[Dataset rows for apps and sites]
◆ ◆ ◆ ◆ ◆ ◆ ◆

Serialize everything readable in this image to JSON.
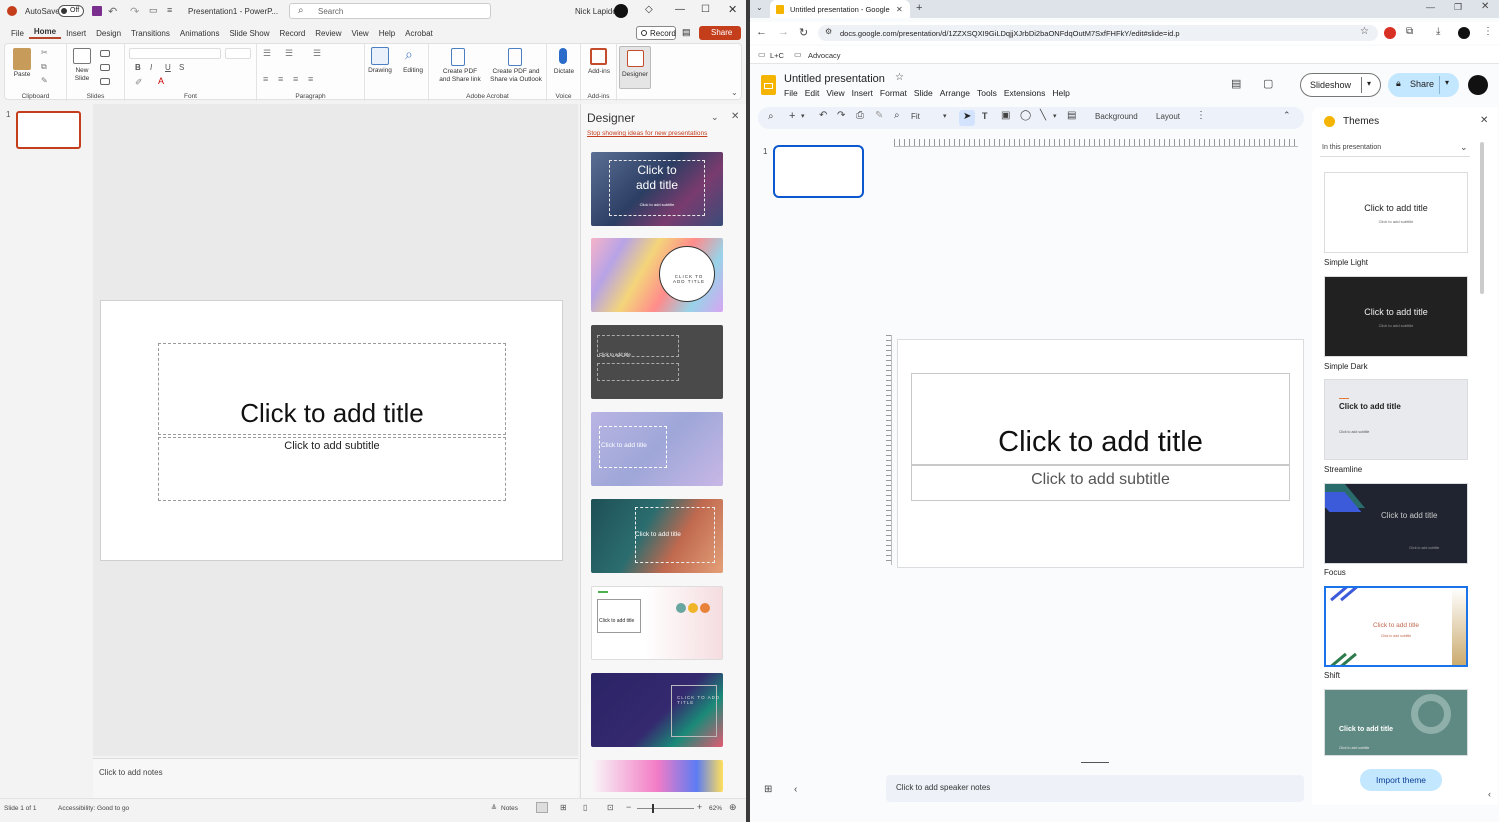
{
  "ppt": {
    "title_bar": {
      "autosave_label": "AutoSave",
      "autosave_state": "Off",
      "filename": "Presentation1 - PowerP...",
      "search_placeholder": "Search",
      "user_name": "Nick Lapido"
    },
    "menu_tabs": [
      "File",
      "Home",
      "Insert",
      "Design",
      "Transitions",
      "Animations",
      "Slide Show",
      "Record",
      "Review",
      "View",
      "Help",
      "Acrobat"
    ],
    "record_label": "Record",
    "share_label": "Share",
    "ribbon": {
      "paste": "Paste",
      "clipboard": "Clipboard",
      "new_slide_1": "New",
      "new_slide_2": "Slide",
      "slides": "Slides",
      "bold": "B",
      "italic": "I",
      "underline": "U",
      "strike": "S",
      "font": "Font",
      "paragraph": "Paragraph",
      "drawing": "Drawing",
      "editing": "Editing",
      "create_pdf_1": "Create PDF",
      "create_pdf_2": "and Share link",
      "create_pdf_outlook_1": "Create PDF and",
      "create_pdf_outlook_2": "Share via Outlook",
      "adobe": "Adobe Acrobat",
      "dictate": "Dictate",
      "voice": "Voice",
      "addins": "Add-ins",
      "addins_group": "Add-ins",
      "designer": "Designer"
    },
    "slide_number": "1",
    "slide": {
      "title": "Click to add title",
      "subtitle": "Click to add subtitle"
    },
    "notes_placeholder": "Click to add notes",
    "designer": {
      "title": "Designer",
      "stop_link": "Stop showing ideas for new presentations",
      "thumb1_title": "Click to add title",
      "thumb1_sub": "Click to add subtitle",
      "thumb2_title": "CLICK TO ADD TITLE",
      "thumb3_title": "Click to add title",
      "thumb4_title": "Click to add title",
      "thumb5_title": "Click to add title",
      "thumb6_title": "Click to add title",
      "thumb7_title": "CLICK TO ADD TITLE"
    },
    "status": {
      "slide_of": "Slide 1 of 1",
      "accessibility": "Accessibility: Good to go",
      "notes": "Notes",
      "zoom": "62%"
    }
  },
  "gs": {
    "tab_title": "Untitled presentation - Google",
    "url": "docs.google.com/presentation/d/1ZZXSQXI9GiLDqjjXJrbDi2baONFdqOutM7SxfFHFkY/edit#slide=id.p",
    "bookmarks": [
      "L+C",
      "Advocacy"
    ],
    "doc_title": "Untitled presentation",
    "menus": [
      "File",
      "Edit",
      "View",
      "Insert",
      "Format",
      "Slide",
      "Arrange",
      "Tools",
      "Extensions",
      "Help"
    ],
    "slideshow": "Slideshow",
    "share": "Share",
    "toolbar": {
      "zoom": "Fit",
      "background": "Background",
      "layout": "Layout"
    },
    "slide_number": "1",
    "slide": {
      "title": "Click to add title",
      "subtitle": "Click to add subtitle"
    },
    "notes_placeholder": "Click to add speaker notes",
    "themes": {
      "title": "Themes",
      "filter": "In this presentation",
      "import": "Import theme",
      "items": [
        {
          "name": "Simple Light",
          "title": "Click to add title",
          "sub": "Click to add subtitle"
        },
        {
          "name": "Simple Dark",
          "title": "Click to add title",
          "sub": "Click to add subtitle"
        },
        {
          "name": "Streamline",
          "title": "Click to add title",
          "sub": "Click to add subtitle"
        },
        {
          "name": "Focus",
          "title": "Click to add title",
          "sub": "Click to add subtitle"
        },
        {
          "name": "Shift",
          "title": "Click to add title",
          "sub": "Click to add subtitle"
        },
        {
          "name": "",
          "title": "Click to add title",
          "sub": "Click to add subtitle"
        }
      ]
    }
  },
  "colors": {
    "ppt_accent": "#b7472a",
    "share_red": "#c43e1c",
    "gs_blue": "#0b57d0",
    "slides_yellow": "#f4b400"
  }
}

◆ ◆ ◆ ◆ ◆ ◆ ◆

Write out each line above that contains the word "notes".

    "notes_placeholder": "Click to add notes",
      "notes": "Notes",
    "notes_placeholder": "Click to add speaker notes",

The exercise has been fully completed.